Budapest will withdraw its bid to host the 2024 Summer Olympics, leaving only Los Angeles and Paris in the race.
Hungarian government spokesman Zoltan Kovacs confirmed the withdrawal to The Associated Press on Wednesday.
The joint decision by Prime Minister Viktor Orban, Budapest Mayor Istvan Tarlos and the Hungarian Olympic Committee will be formally voted on by the Budapest City Assembly, where Orban's governing Fidesz party has a comfortable majority.
The International Olympic Committee will choose the host city in September.
Fidesz officials said the decision was made to avoid a loss of prestige for Hungary.
"When the opposition attacked the Budapest bid in the back, it disrupted this unity (of support for the bid) and minimalized the chances of the capital city," Fidesz parliamentary leader Lajos Kosa said in a statement. "Today only one responsible decision is possible to avoid Hungary's loss of international prestige."
The bid was expected to face a city-wide referendum promoted by the Momentum Movement, a new political party, which in 30 days gathered more than 266,000 signatures in favor of holding a vote.
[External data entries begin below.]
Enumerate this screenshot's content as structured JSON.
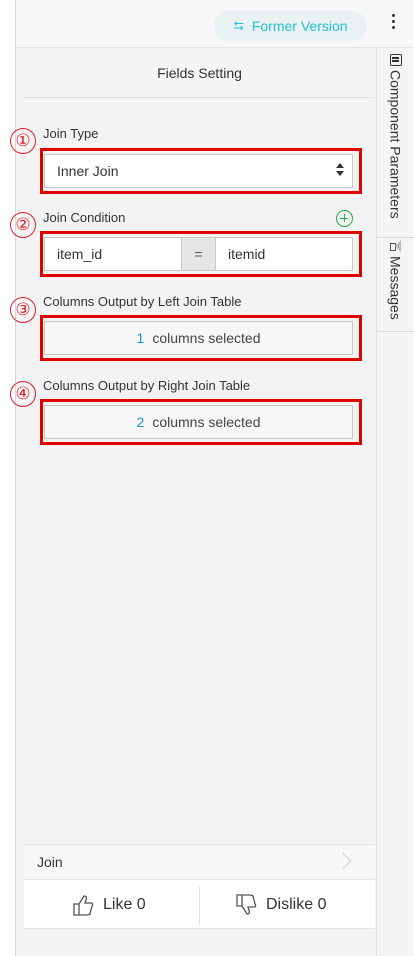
{
  "toolbar": {
    "former_version_label": "Former Version",
    "swap_icon": "swap-arrows-icon",
    "more_icon": "kebab-menu-icon"
  },
  "panel": {
    "title": "Fields Setting",
    "join_type": {
      "marker": "①",
      "label": "Join Type",
      "selected": "Inner Join"
    },
    "join_condition": {
      "marker": "②",
      "label": "Join Condition",
      "left_field": "item_id",
      "operator": "=",
      "right_field": "itemid"
    },
    "left_columns": {
      "marker": "③",
      "label": "Columns Output by Left Join Table",
      "count": "1",
      "suffix": "columns selected"
    },
    "right_columns": {
      "marker": "④",
      "label": "Columns Output by Right Join Table",
      "count": "2",
      "suffix": "columns selected"
    }
  },
  "footer": {
    "component_name": "Join",
    "like_label": "Like 0",
    "dislike_label": "Dislike 0"
  },
  "side_tabs": {
    "component_parameters": "Component Parameters",
    "messages": "Messages"
  },
  "colors": {
    "accent": "#26c2d4",
    "highlight": "#e00000",
    "add": "#22b14c",
    "count": "#1e90d6"
  }
}
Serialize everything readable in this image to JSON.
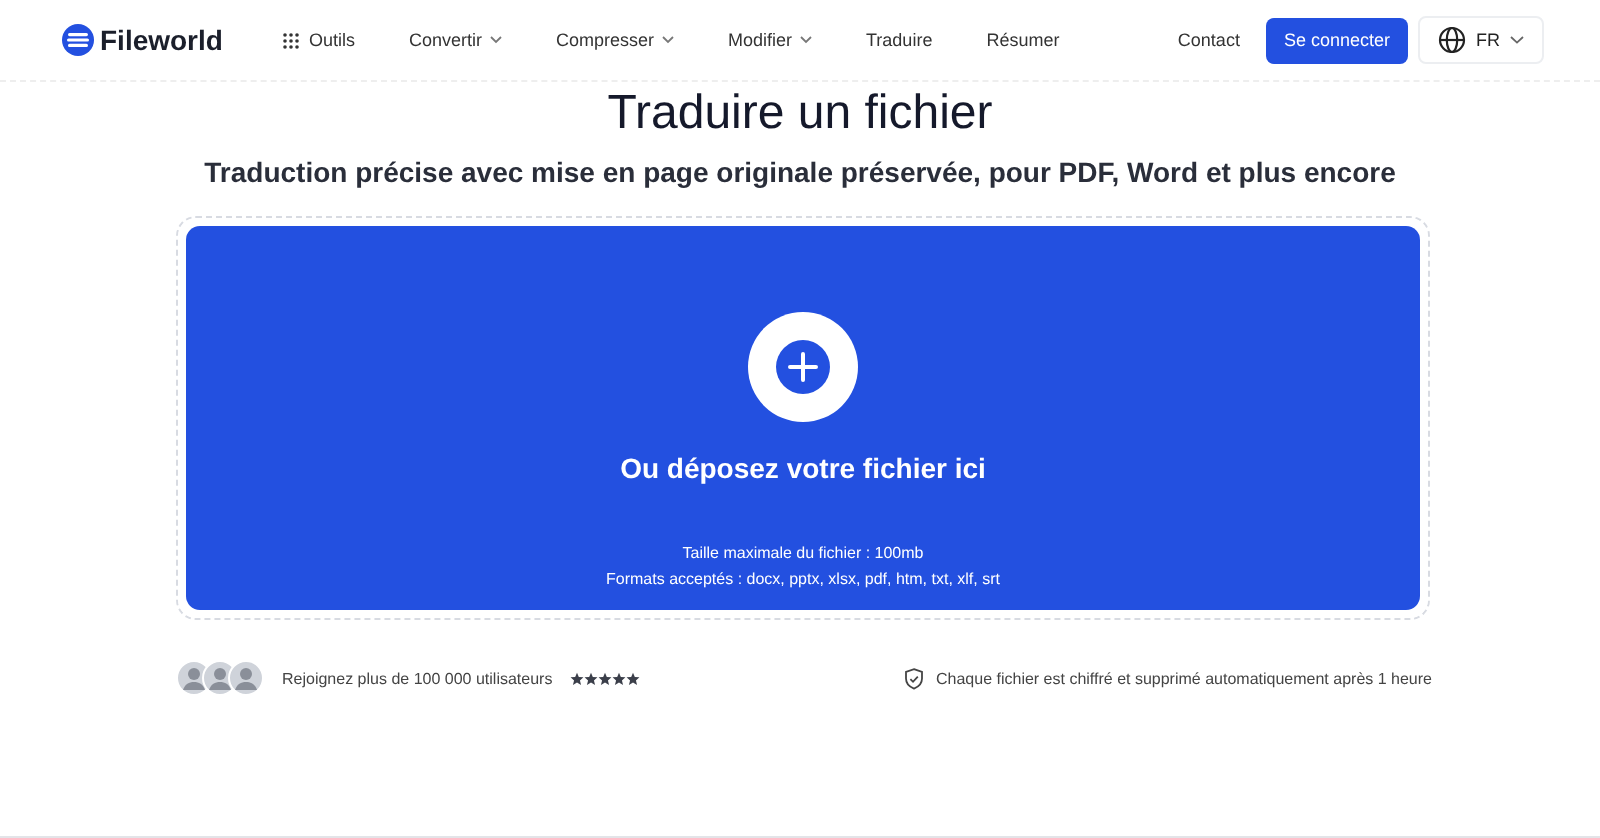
{
  "header": {
    "logo": "Fileworld",
    "nav": [
      {
        "label": "Outils",
        "kind": "grid"
      },
      {
        "label": "Convertir",
        "kind": "menu"
      },
      {
        "label": "Compresser",
        "kind": "menu"
      },
      {
        "label": "Modifier",
        "kind": "menu"
      },
      {
        "label": "Traduire",
        "kind": "link"
      },
      {
        "label": "Résumer",
        "kind": "link"
      }
    ],
    "contact": "Contact",
    "login": "Se connecter",
    "language": "FR"
  },
  "title": "Traduire un fichier",
  "subtitle": "Traduction précise avec mise en page originale préservée, pour PDF, Word et plus encore",
  "dropzone": {
    "prompt": "Ou déposez votre fichier ici",
    "max_size": "Taille maximale du fichier : 100mb",
    "formats": "Formats acceptés : docx, pptx, xlsx, pdf, htm, txt, xlf, srt"
  },
  "social": {
    "text": "Rejoignez plus de 100 000 utilisateurs",
    "stars": 5
  },
  "security": "Chaque fichier est chiffré et supprimé automatiquement après 1 heure"
}
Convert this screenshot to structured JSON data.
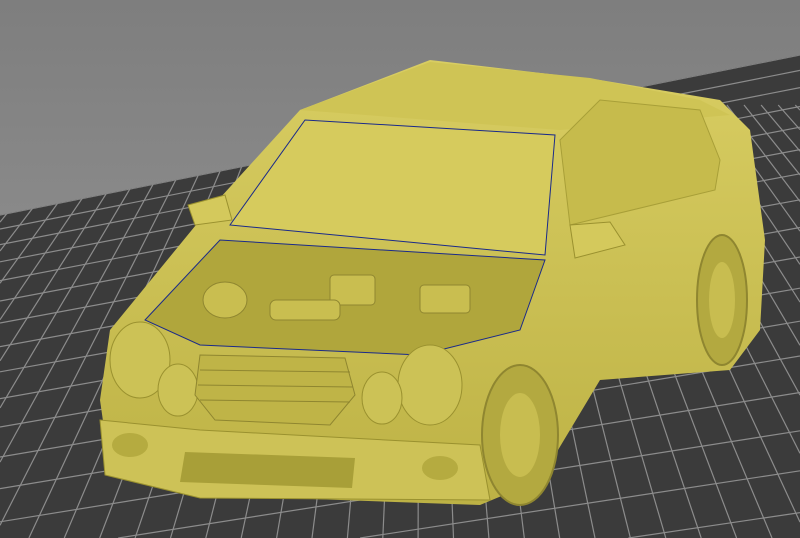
{
  "viewport": {
    "background_color": "#8a8a8a",
    "bed_color": "#3b3b3b",
    "grid_line_color": "#8c8c8c",
    "model_color": "#d2c75a",
    "model_shadow_color": "#a89f38",
    "edge_highlight_color": "#1a2a8a"
  }
}
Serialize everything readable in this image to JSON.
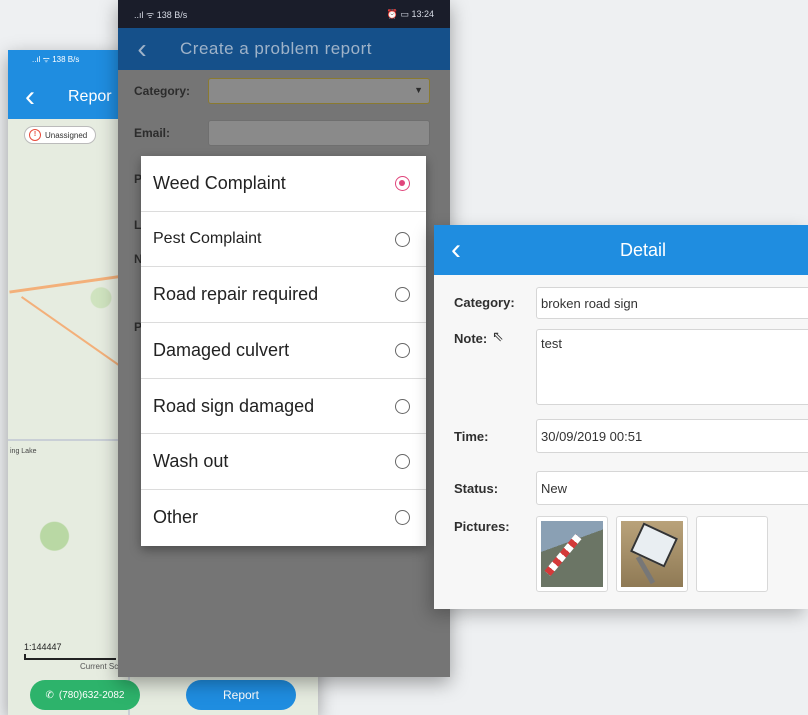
{
  "map_screen": {
    "status_text": "..ıl ᯤ 138 B/s",
    "title": "Repor",
    "legend": [
      "Unassigned"
    ],
    "place_label": "ing Lake",
    "scale": "1:144447",
    "scale_caption": "Current Sc",
    "phone_button": "(780)632-2082",
    "report_button": "Report"
  },
  "report_screen": {
    "status_left": "..ıl ᯤ 138 B/s",
    "status_right": "⏰ ▭ 13:24",
    "title": "Create a problem report",
    "category_label": "Category:",
    "email_label": "Email:",
    "hidden_labels": [
      "P",
      "L",
      "N",
      "P"
    ]
  },
  "dropdown": {
    "options": [
      {
        "label": "Weed Complaint",
        "selected": true
      },
      {
        "label": "Pest Complaint",
        "selected": false
      },
      {
        "label": "Road repair required",
        "selected": false
      },
      {
        "label": "Damaged culvert",
        "selected": false
      },
      {
        "label": "Road sign damaged",
        "selected": false
      },
      {
        "label": "Wash out",
        "selected": false
      },
      {
        "label": "Other",
        "selected": false
      }
    ]
  },
  "detail_screen": {
    "title": "Detail",
    "category_label": "Category:",
    "category_value": "broken road sign",
    "note_label": "Note:",
    "note_value": "test",
    "time_label": "Time:",
    "time_value": "30/09/2019 00:51",
    "status_label": "Status:",
    "status_value": "New",
    "pictures_label": "Pictures:"
  },
  "colors": {
    "primary_blue": "#1f8de0",
    "dark_header": "#15508a",
    "radio_selected": "#e0457b",
    "phone_green": "#2db36b"
  }
}
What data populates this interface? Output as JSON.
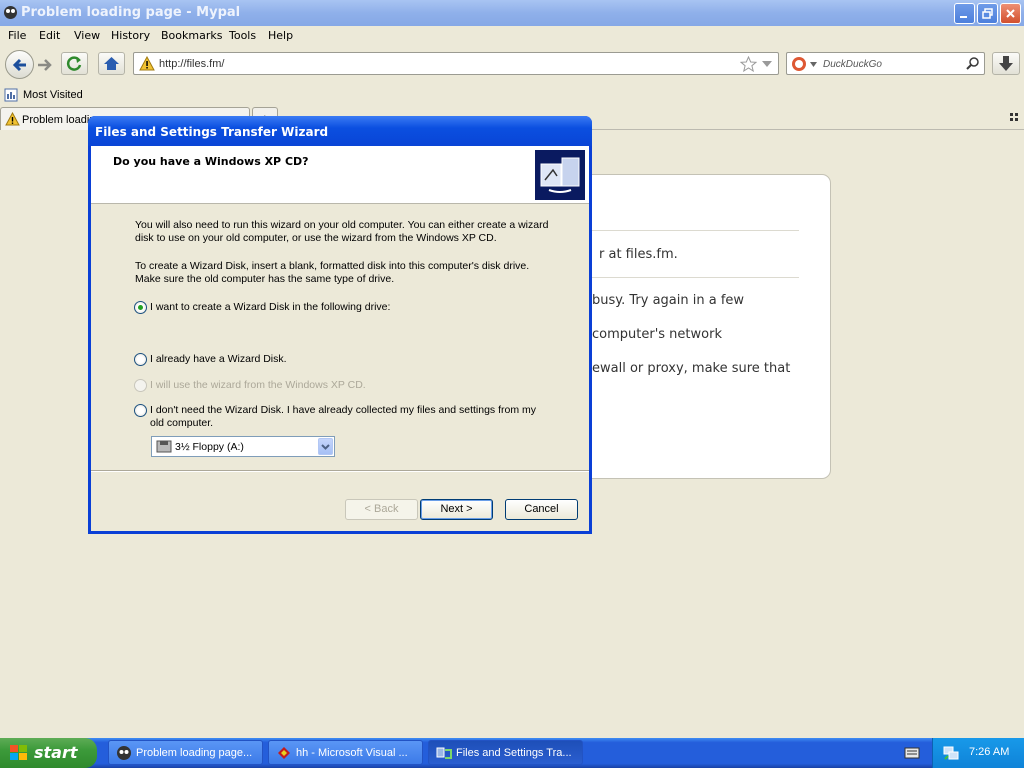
{
  "window": {
    "title": "Problem loading page - Mypal"
  },
  "menu": [
    "File",
    "Edit",
    "View",
    "History",
    "Bookmarks",
    "Tools",
    "Help"
  ],
  "address": {
    "url": "http://files.fm/",
    "search_placeholder": "DuckDuckGo"
  },
  "bookmarks": {
    "most_visited": "Most Visited"
  },
  "tab": {
    "label": "Problem loading page",
    "new_tab": "+"
  },
  "error_page": {
    "line1": "r at files.fm.",
    "line2": "busy. Try again in a few",
    "line3": "computer's network",
    "line4": "ewall or proxy, make sure that"
  },
  "wizard": {
    "title": "Files and Settings Transfer Wizard",
    "heading": "Do you have a Windows XP CD?",
    "para1": "You will also need to run this wizard on your old computer. You can either create a wizard disk to use on your old computer, or use the wizard from the Windows XP CD.",
    "para2": "To create a Wizard Disk, insert a blank, formatted disk into this computer's disk drive. Make sure the old computer has the same type of drive.",
    "options": [
      {
        "label": "I want to create a Wizard Disk in the following drive:",
        "checked": true,
        "enabled": true
      },
      {
        "label": "I already have a Wizard Disk.",
        "checked": false,
        "enabled": true
      },
      {
        "label": "I will use the wizard from the Windows XP CD.",
        "checked": false,
        "enabled": false
      },
      {
        "label": "I don't need the Wizard Disk. I have already collected my files and settings from my old computer.",
        "checked": false,
        "enabled": true
      }
    ],
    "drive": "3½ Floppy (A:)",
    "back": "< Back",
    "next": "Next >",
    "cancel": "Cancel"
  },
  "taskbar": {
    "start": "start",
    "tasks": [
      {
        "label": "Problem loading page...",
        "active": false
      },
      {
        "label": "hh - Microsoft Visual ...",
        "active": false
      },
      {
        "label": "Files and Settings Tra...",
        "active": true
      }
    ],
    "clock": "7:26 AM"
  }
}
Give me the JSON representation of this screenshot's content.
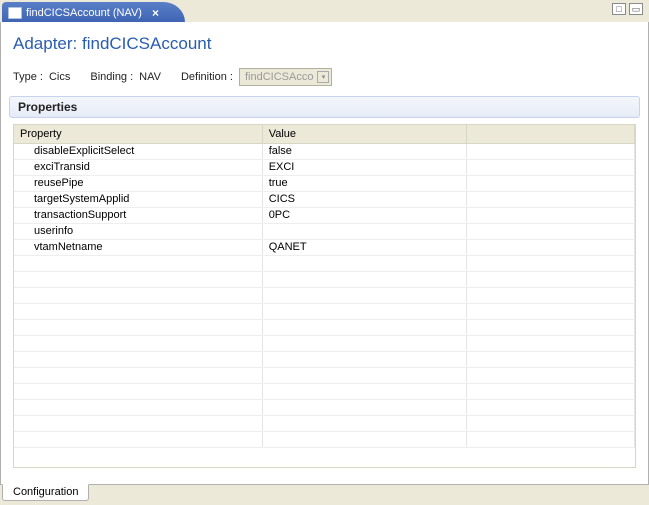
{
  "tab": {
    "title": "findCICSAccount (NAV)"
  },
  "header": {
    "prefix": "Adapter: ",
    "name": "findCICSAccount"
  },
  "meta": {
    "typeLabel": "Type :",
    "typeValue": "Cics",
    "bindingLabel": "Binding :",
    "bindingValue": "NAV",
    "definitionLabel": "Definition :",
    "definitionValue": "findCICSAcco"
  },
  "section": {
    "title": "Properties"
  },
  "table": {
    "columns": {
      "c0": "Property",
      "c1": "Value",
      "c2": ""
    },
    "rows": [
      {
        "prop": "disableExplicitSelect",
        "val": "false"
      },
      {
        "prop": "exciTransid",
        "val": "EXCI"
      },
      {
        "prop": "reusePipe",
        "val": "true"
      },
      {
        "prop": "targetSystemApplid",
        "val": "CICS"
      },
      {
        "prop": "transactionSupport",
        "val": "0PC"
      },
      {
        "prop": "userinfo",
        "val": ""
      },
      {
        "prop": "vtamNetname",
        "val": "QANET"
      }
    ]
  },
  "bottomTab": {
    "label": "Configuration"
  }
}
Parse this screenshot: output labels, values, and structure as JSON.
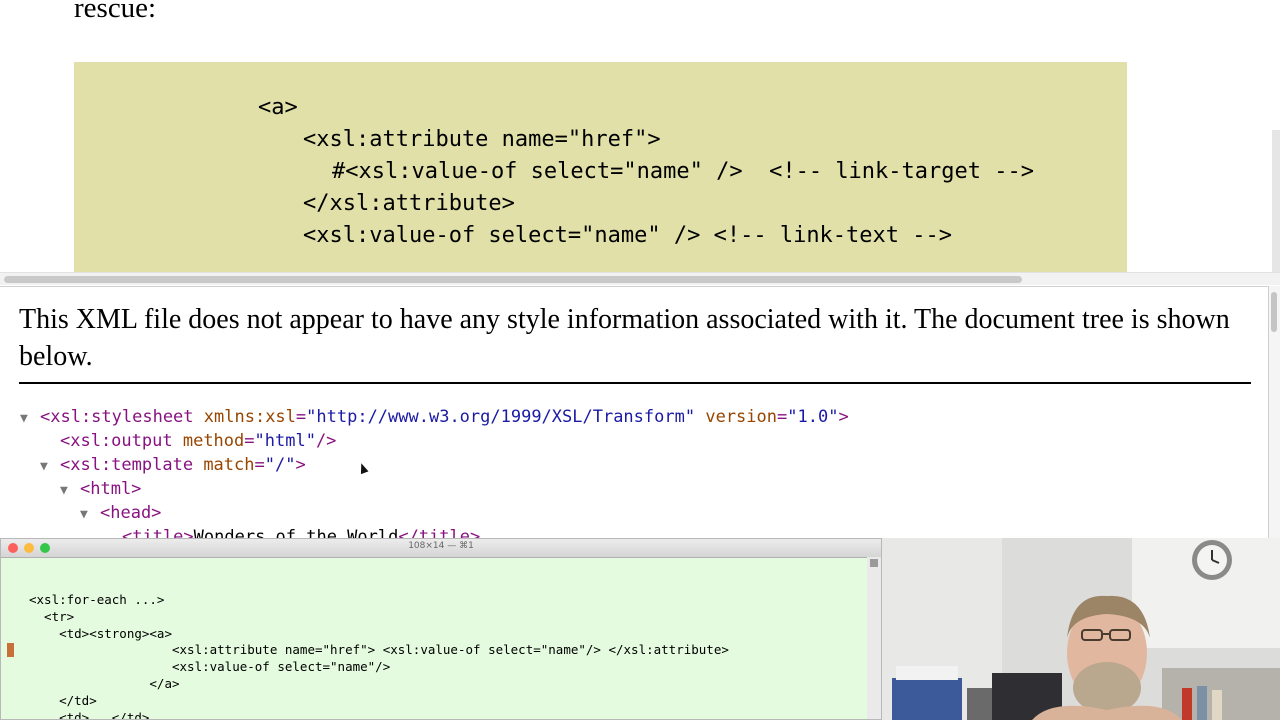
{
  "slide": {
    "intro_text": "rescue:",
    "code_lines": [
      "<a>",
      "<xsl:attribute name=\"href\">",
      "#<xsl:value-of select=\"name\" />  <!-- link-target -->",
      "</xsl:attribute>",
      "<xsl:value-of select=\"name\" /> <!-- link-text -->"
    ],
    "code_bg_color": "#e0e0a8"
  },
  "xml_view": {
    "notice": "This XML file does not appear to have any style information associated with it. The document tree is shown below.",
    "rows": [
      {
        "toggle": "▼",
        "open": "<xsl:stylesheet",
        "attrs": [
          [
            "xmlns:xsl",
            "\"http://www.w3.org/1999/XSL/Transform\""
          ],
          [
            "version",
            "\"1.0\""
          ]
        ],
        "close": ">"
      },
      {
        "toggle": "",
        "open": "<xsl:output",
        "attrs": [
          [
            "method",
            "\"html\""
          ]
        ],
        "close": "/>"
      },
      {
        "toggle": "▼",
        "open": "<xsl:template",
        "attrs": [
          [
            "match",
            "\"/\""
          ]
        ],
        "close": ">"
      },
      {
        "toggle": "▼",
        "open": "<html>",
        "attrs": [],
        "close": ""
      },
      {
        "toggle": "▼",
        "open": "<head>",
        "attrs": [],
        "close": ""
      },
      {
        "toggle": "",
        "open": "<title>",
        "text": "Wonders of the World",
        "end": "</title>"
      }
    ],
    "colors": {
      "tag": "#881280",
      "attr_name": "#994500",
      "attr_value": "#1a1aa6"
    }
  },
  "terminal": {
    "title": "108×14 — ⌘1",
    "lines": [
      "<xsl:for-each ...>",
      "  <tr>",
      "    <td><strong><a>",
      "                   <xsl:attribute name=\"href\"> <xsl:value-of select=\"name\"/> </xsl:attribute>",
      "                   <xsl:value-of select=\"name\"/>",
      "                </a>",
      "    </td>",
      "    <td>...</td>"
    ],
    "bg_color": "#e4fbe0"
  },
  "webcam": {
    "description_icon": "presenter-webcam"
  }
}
The referendum drive also drew the support of some other opposition parties.
Several earlier attempts to hold national or Budapest referendums on the Olympics were either blocked by the courts or abandoned.
Earlier Wednesday, officials were already hinting at a withdrawal as a drawn out referendum campaign and faltering popular support for the Olympics were seen as hurting Orban's party in next year's parliamentary elections.
Bid chairman Balazs Furjes said it made no sense to continue the effort unless widespread political support was restored, describing Budapest's bid as a "lame duck" in the current political climate.
Budapest has "never been as close as now to obtaining the Olympics ... but now it seems there won't be a good outcome," Furjes told the city assembly.
Zsolt Borkai, chairman of the Hungarian Olympic Committee, said the opposition parties had turned against the bid because of their own political interests.
"Now, near the finish line, they are destroying the dream which they earlier supported," Borkai claimed.
Furjes gave several reasons why he thought Budapest had a good chance of winning its bid. These included the city being seen as a model for the IOC's "Agenda 2020" reforms to streamline events and cut costs and the fact that both Los Angeles and Paris have each already hosted the Summer Olympics twice.
Opponents of the bid have highlighted concerns about the environment, corruption risks and overspending.